* RECORDS SHOWN:
======

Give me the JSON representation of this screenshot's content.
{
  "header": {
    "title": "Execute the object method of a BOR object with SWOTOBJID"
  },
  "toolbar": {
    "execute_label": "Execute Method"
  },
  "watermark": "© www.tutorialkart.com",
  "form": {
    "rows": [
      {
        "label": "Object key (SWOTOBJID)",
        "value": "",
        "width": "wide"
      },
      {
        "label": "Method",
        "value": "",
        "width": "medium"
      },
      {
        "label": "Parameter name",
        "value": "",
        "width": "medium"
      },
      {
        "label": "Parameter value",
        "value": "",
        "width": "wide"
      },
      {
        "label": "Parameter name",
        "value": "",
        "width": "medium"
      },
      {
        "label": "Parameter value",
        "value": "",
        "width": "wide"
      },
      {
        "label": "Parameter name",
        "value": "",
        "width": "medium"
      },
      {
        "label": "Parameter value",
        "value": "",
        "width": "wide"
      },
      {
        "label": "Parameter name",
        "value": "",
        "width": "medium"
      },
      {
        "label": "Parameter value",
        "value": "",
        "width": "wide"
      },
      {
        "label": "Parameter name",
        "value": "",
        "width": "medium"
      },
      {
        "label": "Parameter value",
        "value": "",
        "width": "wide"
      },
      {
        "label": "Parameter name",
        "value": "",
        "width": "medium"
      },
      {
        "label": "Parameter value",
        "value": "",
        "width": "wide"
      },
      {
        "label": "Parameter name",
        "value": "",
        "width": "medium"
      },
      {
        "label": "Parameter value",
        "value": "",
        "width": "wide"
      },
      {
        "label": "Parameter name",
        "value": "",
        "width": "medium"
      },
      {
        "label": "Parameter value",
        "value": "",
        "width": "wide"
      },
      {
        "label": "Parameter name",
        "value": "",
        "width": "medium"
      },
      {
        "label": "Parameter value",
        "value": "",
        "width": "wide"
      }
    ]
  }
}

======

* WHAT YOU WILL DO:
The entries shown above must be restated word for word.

* THE ANSWER:
Give me the JSON representation of this screenshot's content.
{
  "header": {
    "title": "Execute the object method of a BOR object with SWOTOBJID"
  },
  "toolbar": {
    "execute_label": "Execute Method"
  },
  "watermark": "© www.tutorialkart.com",
  "form": {
    "rows": [
      {
        "label": "Object key (SWOTOBJID)",
        "value": "",
        "width": "wide"
      },
      {
        "label": "Method",
        "value": "",
        "width": "medium"
      },
      {
        "label": "Parameter name",
        "value": "",
        "width": "medium"
      },
      {
        "label": "Parameter value",
        "value": "",
        "width": "wide"
      },
      {
        "label": "Parameter name",
        "value": "",
        "width": "medium"
      },
      {
        "label": "Parameter value",
        "value": "",
        "width": "wide"
      },
      {
        "label": "Parameter name",
        "value": "",
        "width": "medium"
      },
      {
        "label": "Parameter value",
        "value": "",
        "width": "wide"
      },
      {
        "label": "Parameter name",
        "value": "",
        "width": "medium"
      },
      {
        "label": "Parameter value",
        "value": "",
        "width": "wide"
      },
      {
        "label": "Parameter name",
        "value": "",
        "width": "medium"
      },
      {
        "label": "Parameter value",
        "value": "",
        "width": "wide"
      },
      {
        "label": "Parameter name",
        "value": "",
        "width": "medium"
      },
      {
        "label": "Parameter value",
        "value": "",
        "width": "wide"
      },
      {
        "label": "Parameter name",
        "value": "",
        "width": "medium"
      },
      {
        "label": "Parameter value",
        "value": "",
        "width": "wide"
      },
      {
        "label": "Parameter name",
        "value": "",
        "width": "medium"
      },
      {
        "label": "Parameter value",
        "value": "",
        "width": "wide"
      },
      {
        "label": "Parameter name",
        "value": "",
        "width": "medium"
      },
      {
        "label": "Parameter value",
        "value": "",
        "width": "wide"
      }
    ]
  }
}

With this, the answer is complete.